The Idiots Guide to the OSCE. Part 2: What do registrars need to do?

The Idiots Guide to the OSCE. Part 2: What do registrars need to do?

The OSCE exam

The FRACGP exam comprises three exams, or modules, each aimed at testing different aspects of knowledge. The OSCE is the ‘highest order’ exam, in which a candidate ‘shows’ what they can do.

Currently, candidates must pass the AKT before they can attempt the OSCE. This will be changing, so that both the AKT and KFP will need to be passed before the OSCE is attempted.

The Exam is structured around 14 stations with different cases, through which candidates rotate.  They are divided into:

  • 2 Long Cases (19 minutes + 3 minutes reading time)
  • 12 Short Cases (8 minutes + 3 minutes reading time)

These will usually include one Viva, one or two Physical Examination stations and one Indigenous Health Case. 

Each station has two examiners. Usually the ‘case’ will be played by one examiner, while the other examiner observes. Both examiners mark the case. There is a standardised marking schedule for each case which helps with the allocation of marks.

What do registrars need to do?

There are a lot of available resources – check with your training provider, course providers and supervisor. Some of these resources are listed at the end of this article. There are many things that are important for registrars, but as space is limited here, I will cover a few key points.

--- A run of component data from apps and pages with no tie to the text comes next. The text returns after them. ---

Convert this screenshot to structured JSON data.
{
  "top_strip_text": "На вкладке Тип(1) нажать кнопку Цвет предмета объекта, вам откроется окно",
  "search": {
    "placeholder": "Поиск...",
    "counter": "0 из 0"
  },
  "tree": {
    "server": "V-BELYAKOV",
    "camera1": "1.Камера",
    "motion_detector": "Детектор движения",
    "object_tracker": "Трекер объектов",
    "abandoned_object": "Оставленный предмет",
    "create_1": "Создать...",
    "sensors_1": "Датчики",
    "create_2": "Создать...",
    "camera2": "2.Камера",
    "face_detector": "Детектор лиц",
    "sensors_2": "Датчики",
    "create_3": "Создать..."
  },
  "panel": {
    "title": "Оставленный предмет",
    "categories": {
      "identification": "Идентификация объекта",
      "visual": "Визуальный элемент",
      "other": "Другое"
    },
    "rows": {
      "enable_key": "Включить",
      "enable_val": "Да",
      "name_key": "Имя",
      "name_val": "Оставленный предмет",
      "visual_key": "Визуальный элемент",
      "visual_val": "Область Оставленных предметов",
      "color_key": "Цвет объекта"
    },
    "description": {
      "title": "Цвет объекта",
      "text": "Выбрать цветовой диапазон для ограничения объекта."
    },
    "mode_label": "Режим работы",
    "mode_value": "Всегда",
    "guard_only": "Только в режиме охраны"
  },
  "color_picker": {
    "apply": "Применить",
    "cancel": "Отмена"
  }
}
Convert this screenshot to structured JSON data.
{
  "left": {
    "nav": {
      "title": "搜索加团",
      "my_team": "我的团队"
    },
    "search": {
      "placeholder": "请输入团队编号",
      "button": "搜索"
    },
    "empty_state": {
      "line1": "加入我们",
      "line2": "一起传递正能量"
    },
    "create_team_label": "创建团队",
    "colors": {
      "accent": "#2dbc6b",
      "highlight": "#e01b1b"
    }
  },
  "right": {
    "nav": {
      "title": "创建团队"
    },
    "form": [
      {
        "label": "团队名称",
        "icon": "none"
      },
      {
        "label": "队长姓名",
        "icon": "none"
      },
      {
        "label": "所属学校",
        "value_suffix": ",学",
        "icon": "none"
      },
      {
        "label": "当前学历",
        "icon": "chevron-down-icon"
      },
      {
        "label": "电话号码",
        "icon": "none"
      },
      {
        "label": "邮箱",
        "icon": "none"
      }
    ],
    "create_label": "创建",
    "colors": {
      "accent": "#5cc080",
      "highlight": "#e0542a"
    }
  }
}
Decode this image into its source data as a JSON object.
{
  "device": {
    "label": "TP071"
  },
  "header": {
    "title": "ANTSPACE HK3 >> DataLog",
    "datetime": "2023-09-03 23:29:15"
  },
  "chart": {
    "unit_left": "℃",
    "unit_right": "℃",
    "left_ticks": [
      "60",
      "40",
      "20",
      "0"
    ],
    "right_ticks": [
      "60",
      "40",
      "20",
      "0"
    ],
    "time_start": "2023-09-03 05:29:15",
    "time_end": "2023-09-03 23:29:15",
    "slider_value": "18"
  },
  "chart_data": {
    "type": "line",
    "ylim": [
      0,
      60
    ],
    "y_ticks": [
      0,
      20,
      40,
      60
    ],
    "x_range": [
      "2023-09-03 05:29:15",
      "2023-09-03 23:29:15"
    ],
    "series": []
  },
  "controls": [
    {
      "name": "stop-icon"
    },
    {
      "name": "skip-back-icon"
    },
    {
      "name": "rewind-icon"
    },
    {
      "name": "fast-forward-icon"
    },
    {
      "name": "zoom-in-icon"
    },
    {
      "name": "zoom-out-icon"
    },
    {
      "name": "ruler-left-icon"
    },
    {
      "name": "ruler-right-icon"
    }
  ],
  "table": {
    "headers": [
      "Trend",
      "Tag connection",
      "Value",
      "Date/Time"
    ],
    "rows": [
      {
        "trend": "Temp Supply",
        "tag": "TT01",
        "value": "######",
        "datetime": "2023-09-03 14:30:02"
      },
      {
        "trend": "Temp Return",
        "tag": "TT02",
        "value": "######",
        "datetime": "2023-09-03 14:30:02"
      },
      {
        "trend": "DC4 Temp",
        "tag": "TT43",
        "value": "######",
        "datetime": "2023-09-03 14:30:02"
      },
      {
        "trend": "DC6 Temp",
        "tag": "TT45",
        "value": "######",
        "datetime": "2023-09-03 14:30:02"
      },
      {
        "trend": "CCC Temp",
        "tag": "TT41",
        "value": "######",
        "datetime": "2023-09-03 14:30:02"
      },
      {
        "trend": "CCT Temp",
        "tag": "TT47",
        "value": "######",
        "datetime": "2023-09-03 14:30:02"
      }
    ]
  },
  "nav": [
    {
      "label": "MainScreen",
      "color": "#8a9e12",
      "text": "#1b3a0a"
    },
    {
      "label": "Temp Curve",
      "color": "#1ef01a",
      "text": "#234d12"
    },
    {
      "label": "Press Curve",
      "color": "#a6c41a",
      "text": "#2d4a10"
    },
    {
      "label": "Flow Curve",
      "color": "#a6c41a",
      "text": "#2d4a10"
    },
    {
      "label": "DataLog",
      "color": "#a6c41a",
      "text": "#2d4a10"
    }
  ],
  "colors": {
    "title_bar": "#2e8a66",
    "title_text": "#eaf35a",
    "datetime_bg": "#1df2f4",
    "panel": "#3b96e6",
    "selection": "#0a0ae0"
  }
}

  1. This is a tiring exam in an artificial environment which is the ‘best replica’ of clinical practice. Remember to play the part. Try to imagine that you are actually ‘inside’ that case and forget about the examiner watching you - most of all don’t try to involve the examiner unless it is a direct part of the exam question e.g. “request the examination findings”.  Which brings me to:
  2. READ THE QUESTION. (Sorry about the capital letters, but this is an idiot’s guide after all!) The instructions will tell you whether the case involves taking a history, doing an examination, obtaining results, managing the condition. It will also tell you who to speak to – the patient or the examiner.
  3. Whilst you are trying to imagine that the case is real, also remember that this is an exam in which you need to move through a program at a reasonable speed. So, do be nice and establish rapport (tick, rapport demonstrated), but then make sure to move through the case.
  4. Make good eye contact and establish rapport early on, using open-ended questions such as, “How can I help you today?’ and ‘Can you tell me a bit more about that?’.  If you allow the examiner to tell their story and get an appropriate history, you are well on your way. The examiner is NOT trying to trick you, but is not allowed to ‘lead’ you and give away the whole case without being asked. Allow the examiner some time and some room to give their history. Use a structured approach to pain (such as SOCRATES) and a brief systems review where appropriate. Murtagh’s PROMPT strategy is very important.
  5. Use the reading time wisely. Use a template to remind you of the things that you want to cover (click to download an example). Remember that sometimes you have guessed incorrectly in your reading time and the case on chest pain that you thought would be a PE may turn out to be anxiety ... be flexible and be prepared to change course during the case if needed.
  6. Practice the interpretation of basic tests such as ECGs or Spirometry. Be able to recognise quickly what is normal, and the common disorders. Too long spent on agonizing over a test result in a case wastes valuable time.
  7. When taking the history, the background information you have been given is the equivalent of the patient’s file. Don’t ask all the questions again as though they are new – just quickly confirm that the information is correct.  "I see from your record you smoke 15 cigarettes a day, is that correct?”,  “It looks as though you have no allergies?” This can be brief, but is important to demonstrate that you have thought through these historical items - particularly when, for example, assessing risk factors in a cardiovascular case.
  8. When requesting physical examination findings start with : “I would wash my hands.” Then:
  9. Move to necessary queries/observations: “What is the patient’s General Appearance?”  For observations: ask for vital signs and if you don’t get them all, check – P, BP, T, RR, Sats and BMI.
  10. Ask specific questions about the system you are interested in e.g. Is the JVP elevated? Are the heart sounds normal? Is the chest clear? Is the abdomen soft and non-tender? Are there any organomegaly or masses?
  11. If you don’t ask the question, you won’t get the answer!

OSCE Preparation Course

Medcast has an OSCE Preparation course that helps registrars prepare for the OSCE Exam.  The course includes live practice webinars, that provide participants the opportunity to practice cases and receive feedback from our experienced Medical Educators. Read more about the course here


Dr Stephen Barnett author image
Dr Stephen Barnett
Stephen is GP Supervisor, Medical Educator, GP academic and Medical Director of Medcast. He has completed a PhD on Virtual Communities of Practice in GP Training.